Data excerpts:
--- START ---
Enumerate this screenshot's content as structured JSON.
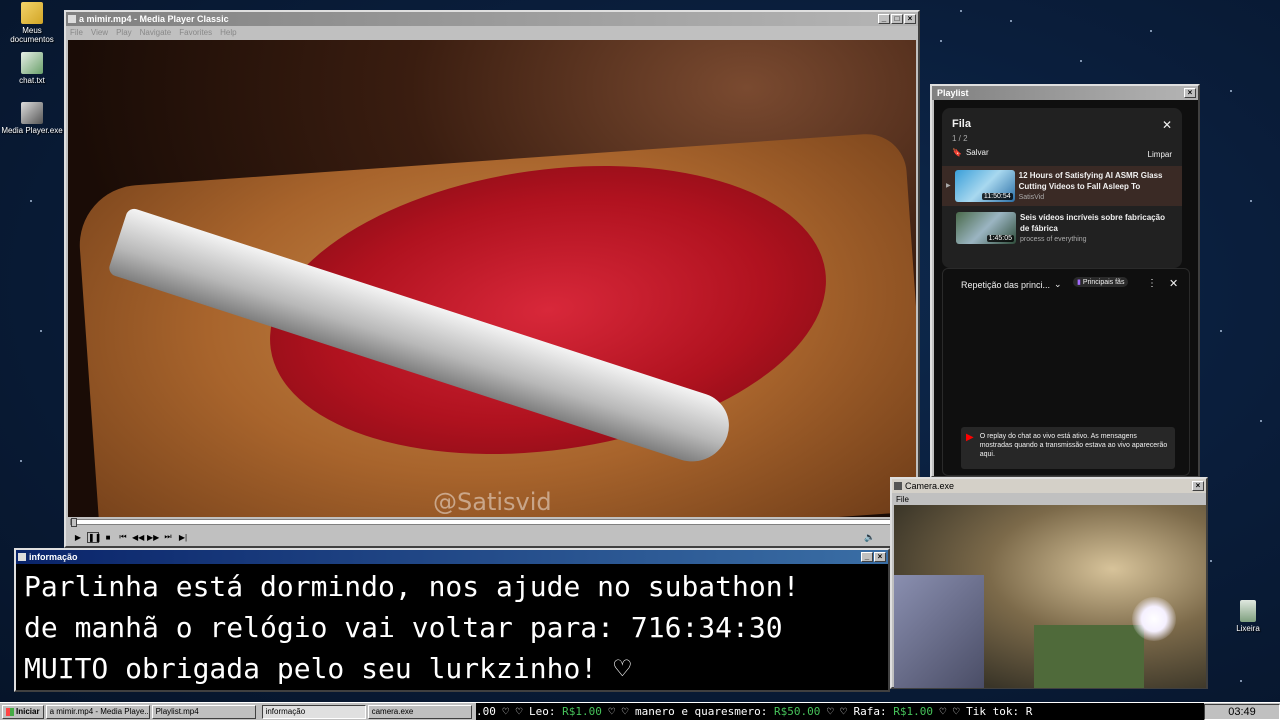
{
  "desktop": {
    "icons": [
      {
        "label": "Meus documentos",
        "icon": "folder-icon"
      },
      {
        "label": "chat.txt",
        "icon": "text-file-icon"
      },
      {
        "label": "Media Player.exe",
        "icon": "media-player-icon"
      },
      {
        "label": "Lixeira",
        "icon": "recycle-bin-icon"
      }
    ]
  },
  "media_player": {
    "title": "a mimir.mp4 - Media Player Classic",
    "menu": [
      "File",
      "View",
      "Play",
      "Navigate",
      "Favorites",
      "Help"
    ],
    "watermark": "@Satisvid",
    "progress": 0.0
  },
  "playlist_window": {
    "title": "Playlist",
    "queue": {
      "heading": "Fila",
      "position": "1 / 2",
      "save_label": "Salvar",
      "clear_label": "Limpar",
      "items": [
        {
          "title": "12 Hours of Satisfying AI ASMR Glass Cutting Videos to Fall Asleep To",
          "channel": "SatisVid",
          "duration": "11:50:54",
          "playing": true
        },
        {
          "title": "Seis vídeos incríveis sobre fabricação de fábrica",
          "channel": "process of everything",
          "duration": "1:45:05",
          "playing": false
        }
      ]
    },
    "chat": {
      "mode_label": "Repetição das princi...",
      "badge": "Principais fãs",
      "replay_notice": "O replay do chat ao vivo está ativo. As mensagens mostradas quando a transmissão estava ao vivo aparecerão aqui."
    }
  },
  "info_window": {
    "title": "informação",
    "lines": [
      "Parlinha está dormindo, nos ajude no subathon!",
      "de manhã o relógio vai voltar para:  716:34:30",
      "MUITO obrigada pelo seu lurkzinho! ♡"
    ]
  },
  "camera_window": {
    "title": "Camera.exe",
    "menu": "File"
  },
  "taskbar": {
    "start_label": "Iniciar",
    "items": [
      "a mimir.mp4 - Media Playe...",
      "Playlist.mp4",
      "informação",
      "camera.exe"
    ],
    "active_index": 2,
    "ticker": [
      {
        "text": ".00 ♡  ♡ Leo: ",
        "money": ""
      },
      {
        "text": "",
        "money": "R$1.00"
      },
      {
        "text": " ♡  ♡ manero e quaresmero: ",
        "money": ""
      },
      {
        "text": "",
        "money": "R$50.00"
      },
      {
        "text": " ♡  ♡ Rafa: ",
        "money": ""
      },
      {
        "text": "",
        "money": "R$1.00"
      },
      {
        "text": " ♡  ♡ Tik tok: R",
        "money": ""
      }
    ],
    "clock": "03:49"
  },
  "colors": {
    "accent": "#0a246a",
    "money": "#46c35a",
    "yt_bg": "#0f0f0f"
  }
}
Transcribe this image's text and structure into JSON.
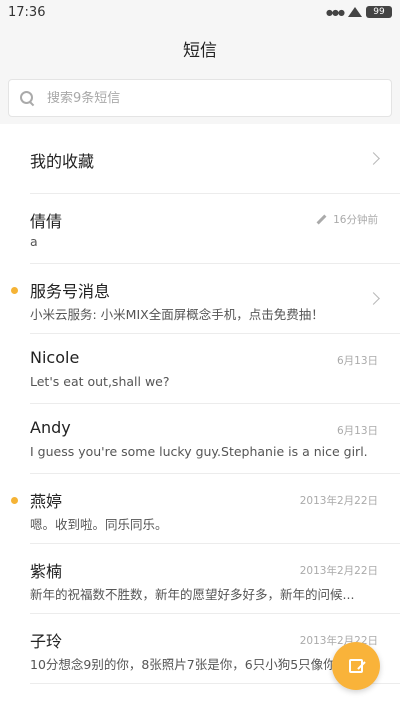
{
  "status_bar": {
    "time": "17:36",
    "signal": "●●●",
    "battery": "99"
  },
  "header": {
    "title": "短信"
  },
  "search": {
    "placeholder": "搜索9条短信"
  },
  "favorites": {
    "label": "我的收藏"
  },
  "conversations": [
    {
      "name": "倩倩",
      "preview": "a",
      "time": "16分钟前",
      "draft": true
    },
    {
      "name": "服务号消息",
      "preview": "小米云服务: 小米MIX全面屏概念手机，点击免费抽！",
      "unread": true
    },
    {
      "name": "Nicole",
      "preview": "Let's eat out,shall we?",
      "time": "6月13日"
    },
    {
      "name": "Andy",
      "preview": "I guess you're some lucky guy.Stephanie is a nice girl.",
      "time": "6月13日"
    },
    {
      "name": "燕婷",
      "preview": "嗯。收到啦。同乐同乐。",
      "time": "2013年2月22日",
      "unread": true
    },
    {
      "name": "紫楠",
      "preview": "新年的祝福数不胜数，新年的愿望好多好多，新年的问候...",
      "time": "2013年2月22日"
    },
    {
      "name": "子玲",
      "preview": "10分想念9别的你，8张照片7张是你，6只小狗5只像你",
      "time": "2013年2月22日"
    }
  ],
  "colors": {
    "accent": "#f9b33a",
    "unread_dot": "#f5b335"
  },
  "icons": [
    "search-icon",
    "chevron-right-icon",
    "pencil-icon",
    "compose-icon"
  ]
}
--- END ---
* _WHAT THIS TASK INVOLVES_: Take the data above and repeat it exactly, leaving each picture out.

* _THE COMPLETED TASK_:
Enumerate this screenshot's content as structured JSON.
{
  "desktop": {
    "icons": [
      {
        "label": "Meus documentos",
        "icon": "folder-icon"
      },
      {
        "label": "chat.txt",
        "icon": "text-file-icon"
      },
      {
        "label": "Media Player.exe",
        "icon": "media-player-icon"
      },
      {
        "label": "Lixeira",
        "icon": "recycle-bin-icon"
      }
    ]
  },
  "media_player": {
    "title": "a mimir.mp4 - Media Player Classic",
    "menu": [
      "File",
      "View",
      "Play",
      "Navigate",
      "Favorites",
      "Help"
    ],
    "watermark": "@Satisvid",
    "progress": 0.0
  },
  "playlist_window": {
    "title": "Playlist",
    "queue": {
      "heading": "Fila",
      "position": "1 / 2",
      "save_label": "Salvar",
      "clear_label": "Limpar",
      "items": [
        {
          "title": "12 Hours of Satisfying AI ASMR Glass Cutting Videos to Fall Asleep To",
          "channel": "SatisVid",
          "duration": "11:50:54",
          "playing": true
        },
        {
          "title": "Seis vídeos incríveis sobre fabricação de fábrica",
          "channel": "process of everything",
          "duration": "1:45:05",
          "playing": false
        }
      ]
    },
    "chat": {
      "mode_label": "Repetição das princi...",
      "badge": "Principais fãs",
      "replay_notice": "O replay do chat ao vivo está ativo. As mensagens mostradas quando a transmissão estava ao vivo aparecerão aqui."
    }
  },
  "info_window": {
    "title": "informação",
    "lines": [
      "Parlinha está dormindo, nos ajude no subathon!",
      "de manhã o relógio vai voltar para:  716:34:30",
      "MUITO obrigada pelo seu lurkzinho! ♡"
    ]
  },
  "camera_window": {
    "title": "Camera.exe",
    "menu": "File"
  },
  "taskbar": {
    "start_label": "Iniciar",
    "items": [
      "a mimir.mp4 - Media Playe...",
      "Playlist.mp4",
      "informação",
      "camera.exe"
    ],
    "active_index": 2,
    "ticker": [
      {
        "text": ".00 ♡  ♡ Leo: ",
        "money": ""
      },
      {
        "text": "",
        "money": "R$1.00"
      },
      {
        "text": " ♡  ♡ manero e quaresmero: ",
        "money": ""
      },
      {
        "text": "",
        "money": "R$50.00"
      },
      {
        "text": " ♡  ♡ Rafa: ",
        "money": ""
      },
      {
        "text": "",
        "money": "R$1.00"
      },
      {
        "text": " ♡  ♡ Tik tok: R",
        "money": ""
      }
    ],
    "clock": "03:49"
  },
  "colors": {
    "accent": "#0a246a",
    "money": "#46c35a",
    "yt_bg": "#0f0f0f"
  }
}
Transcribe this image's text and structure into JSON.
{
  "status_bar": {
    "time": "17:36",
    "signal": "●●●",
    "battery": "99"
  },
  "header": {
    "title": "短信"
  },
  "search": {
    "placeholder": "搜索9条短信"
  },
  "favorites": {
    "label": "我的收藏"
  },
  "conversations": [
    {
      "name": "倩倩",
      "preview": "a",
      "time": "16分钟前",
      "draft": true
    },
    {
      "name": "服务号消息",
      "preview": "小米云服务: 小米MIX全面屏概念手机，点击免费抽！",
      "unread": true
    },
    {
      "name": "Nicole",
      "preview": "Let's eat out,shall we?",
      "time": "6月13日"
    },
    {
      "name": "Andy",
      "preview": "I guess you're some lucky guy.Stephanie is a nice girl.",
      "time": "6月13日"
    },
    {
      "name": "燕婷",
      "preview": "嗯。收到啦。同乐同乐。",
      "time": "2013年2月22日",
      "unread": true
    },
    {
      "name": "紫楠",
      "preview": "新年的祝福数不胜数，新年的愿望好多好多，新年的问候...",
      "time": "2013年2月22日"
    },
    {
      "name": "子玲",
      "preview": "10分想念9别的你，8张照片7张是你，6只小狗5只像你",
      "time": "2013年2月22日"
    }
  ],
  "colors": {
    "accent": "#f9b33a",
    "unread_dot": "#f5b335"
  },
  "icons": [
    "search-icon",
    "chevron-right-icon",
    "pencil-icon",
    "compose-icon"
  ]
}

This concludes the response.